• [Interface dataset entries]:
==================================================
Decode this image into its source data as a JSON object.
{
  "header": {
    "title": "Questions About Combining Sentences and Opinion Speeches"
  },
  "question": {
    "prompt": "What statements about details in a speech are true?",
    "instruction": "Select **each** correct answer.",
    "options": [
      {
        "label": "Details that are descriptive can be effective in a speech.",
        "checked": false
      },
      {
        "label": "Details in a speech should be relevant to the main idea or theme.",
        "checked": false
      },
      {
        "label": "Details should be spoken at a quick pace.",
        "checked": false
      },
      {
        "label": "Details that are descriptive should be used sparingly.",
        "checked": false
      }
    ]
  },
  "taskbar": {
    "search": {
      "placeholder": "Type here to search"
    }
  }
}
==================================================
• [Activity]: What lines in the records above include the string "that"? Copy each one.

• [Result of the task]:
        "label": "Details that are descriptive can be effective in a speech.",
        "label": "Details that are descriptive should be used sparingly.",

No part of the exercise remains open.